I love dosa, that pan-cooked flatbread of India. I love it crispy and filled with a potato curry eaten with sambar and chutney. I like it meltingly soft and perfect for soaking up a wet curry with fingers tearing off chunks to sop up the wet dal or gravy and tease it into the mouth. I love the tartness that fermentation of the batter gives, watching it bubble and rise in the bowl sitting next to the stove. I love the vastness of the dosai repertoire, a dosa for every household in Southern India. I love pouring the batter onto the pan, coaxing it to spread with the bottom of the ladle. I love the telltale pattern that this makes. I love the ritual of making it. Dripping ghee on the top side, flipping it, eating the finished product. Continue reading “Random Dosai | Indian Pan-Cooked Flatbread from Lentil Flours”

Green Chilli Kuzhambu | Pacha Milagai | S. Meenakshi Ammal

This is one of Meenakshi Ammal’s hotest dishes.

The Kitchen is a-hum with activity this week. But first things first, a perspiration generating, hot hot dish of green chillies.

Some kuzhambu dishes are like gravies, perfect to eat ladled over rice. This one is a perfect for rice, and very hot, lunch.

Similar recipes include Sodhi.

You might also like How to Make Chilli Paste, Coriander and Chilli Lassi, or Tomato and Chilli Jam.

Browse all of our Chilli recipes. Or explore our Kuzhambu and Sambar recipes. All of our Indian recipes are here, and our Indian Essentials are here. Or explore our Mid Summer dishes.

Continue reading “Green Chilli Kuzhambu | Pacha Milagai | S. Meenakshi Ammal”

Mascarpone and Gorgonzola Torte

Take two rather old fashioned ingredients – mascarpone and gorgonzola – and combine.

I do love cheese. The more French, the more piquant, the smellier even, the better.

This is a recipe that I first made so many years ago, I thought it had gone out of fashion. But a quick search of the web shows that it is still very popular.

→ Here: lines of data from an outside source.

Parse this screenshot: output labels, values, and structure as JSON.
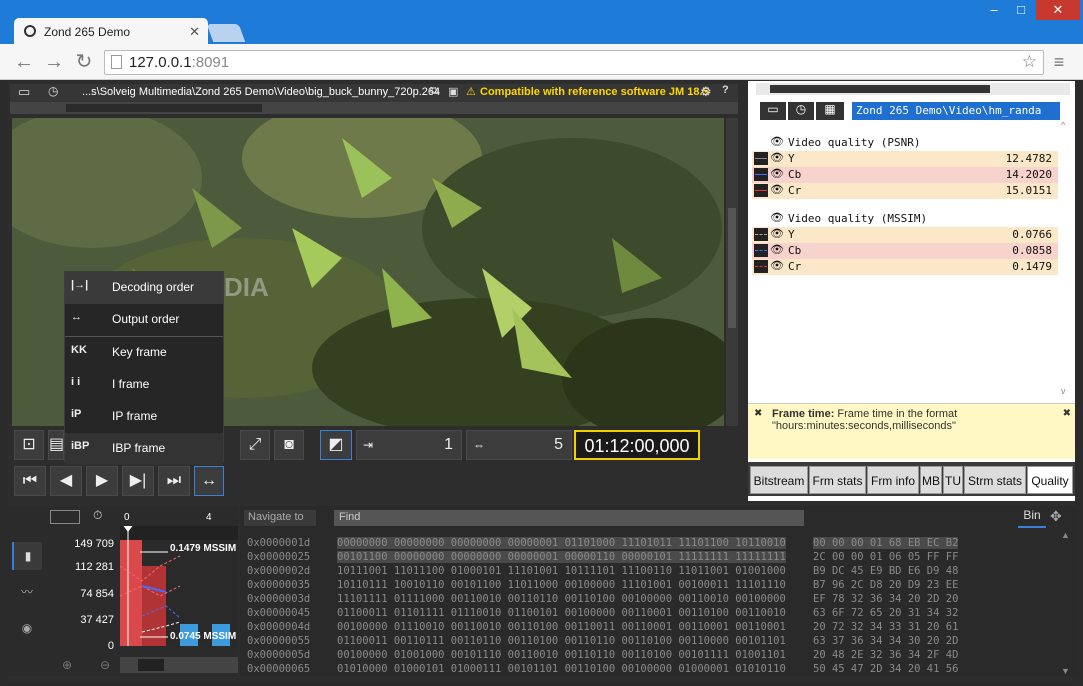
{
  "browser": {
    "tab_title": "Zond 265 Demo",
    "url_host": "127.0.0.1",
    "url_port": ":8091",
    "window_controls": [
      "–",
      "□",
      "✕"
    ]
  },
  "player": {
    "path": "...s\\Solveig Multimedia\\Zond 265 Demo\\Video\\big_buck_bunny_720p.264",
    "compat_text": "Compatible with reference software JM 18.5",
    "watermark": "SOFTPEDIA",
    "frame_current": "1",
    "frame_total": "5",
    "timecode": "01:12:00,000"
  },
  "menu": {
    "items": [
      {
        "label": "Decoding order",
        "icon": "decoding-order-icon",
        "glyph": "|→|"
      },
      {
        "label": "Output order",
        "icon": "output-order-icon",
        "glyph": "↔"
      },
      {
        "label": "Key frame",
        "icon": "key-frame-icon",
        "glyph": "KK"
      },
      {
        "label": "I frame",
        "icon": "i-frame-icon",
        "glyph": "i i"
      },
      {
        "label": "IP frame",
        "icon": "ip-frame-icon",
        "glyph": "iP"
      },
      {
        "label": "IBP frame",
        "icon": "ibp-frame-icon",
        "glyph": "iBP"
      }
    ]
  },
  "quality": {
    "path": "Zond 265 Demo\\Video\\hm_randa",
    "psnr_title": "Video quality (PSNR)",
    "psnr": [
      {
        "label": "Y",
        "value": "12.4782",
        "bg": "#fbe8c8"
      },
      {
        "label": "Cb",
        "value": "14.2020",
        "bg": "#f8d2cc"
      },
      {
        "label": "Cr",
        "value": "15.0151",
        "bg": "#fbe8c8"
      }
    ],
    "mssim_title": "Video quality (MSSIM)",
    "mssim": [
      {
        "label": "Y",
        "value": "0.0766",
        "bg": "#fbe8c8"
      },
      {
        "label": "Cb",
        "value": "0.0858",
        "bg": "#f8d2cc"
      },
      {
        "label": "Cr",
        "value": "0.1479",
        "bg": "#fbe8c8"
      }
    ]
  },
  "help": {
    "title": "Frame time:",
    "line1": "Frame time in the format",
    "line2": "\"hours:minutes:seconds,milliseconds\""
  },
  "tabs": [
    "Bitstream",
    "Frm stats",
    "Frm info",
    "MB",
    "TU",
    "Strm stats",
    "Quality"
  ],
  "graph": {
    "y_ticks": [
      "149 709",
      "112 281",
      "74 854",
      "37 427",
      "0"
    ],
    "x_ticks": [
      "0",
      "4"
    ],
    "label_top": "0.1479 MSSIM",
    "label_bottom": "0.0745 MSSIM"
  },
  "hex": {
    "navigate_label": "Navigate to",
    "find_label": "Find",
    "mode": "Bin",
    "rows": [
      {
        "addr": "0x0000001d",
        "bin": "00000000 00000000 00000000 00000001 01101000 11101011 11101100 10110010",
        "hex": "00 00 00 01 68 EB EC B2"
      },
      {
        "addr": "0x00000025",
        "bin": "00101100 00000000 00000000 00000001 00000110 00000101 11111111 11111111",
        "hex": "2C 00 00 01 06 05 FF FF"
      },
      {
        "addr": "0x0000002d",
        "bin": "10111001 11011100 01000101 11101001 10111101 11100110 11011001 01001000",
        "hex": "B9 DC 45 E9 BD E6 D9 48"
      },
      {
        "addr": "0x00000035",
        "bin": "10110111 10010110 00101100 11011000 00100000 11101001 00100011 11101110",
        "hex": "B7 96 2C D8 20 D9 23 EE"
      },
      {
        "addr": "0x0000003d",
        "bin": "11101111 01111000 00110010 00110110 00110100 00100000 00110010 00100000",
        "hex": "EF 78 32 36 34 20 2D 20"
      },
      {
        "addr": "0x00000045",
        "bin": "01100011 01101111 01110010 01100101 00100000 00110001 00110100 00110010",
        "hex": "63 6F 72 65 20 31 34 32"
      },
      {
        "addr": "0x0000004d",
        "bin": "00100000 01110010 00110010 00110100 00110011 00110001 00110001 00110001",
        "hex": "20 72 32 34 33 31 20 61"
      },
      {
        "addr": "0x00000055",
        "bin": "01100011 00110111 00110110 00110100 00110110 00110100 00110000 00101101",
        "hex": "63 37 36 34 34 30 20 2D"
      },
      {
        "addr": "0x0000005d",
        "bin": "00100000 01001000 00101110 00110010 00110110 00110100 00101111 01001101",
        "hex": "20 48 2E 32 36 34 2F 4D"
      },
      {
        "addr": "0x00000065",
        "bin": "01010000 01000101 01000111 00101101 00110100 00100000 01000001 01010110",
        "hex": "50 45 47 2D 34 20 41 56"
      }
    ]
  },
  "colors": {
    "accent": "#1e7bd7",
    "timecode_border": "#f0d000",
    "compat": "#ffd700"
  }
}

While it is interesting, here we prefer our cheeses as they are. My most favourite way of eating this dish is in front of the TV at night with some tart fruit and cheese crackers. Or a little for breakfast covered with juicy passionfruit.

I remember when I used to use mascarpone much more that I do these days. It was around the time it was just making inroads into Australia, becoming fashionable and appearing in cooking magazines. I would travel 30 minutes to buy a container from the only place that stocked it. Then I moved to Sydney and found that not only was mascarpone available in the local supermarket, there were a range of brands to choose from. Truly, I thought that I had reached cheese heaven.

Continue reading “Mascarpone and Gorgonzola Torte”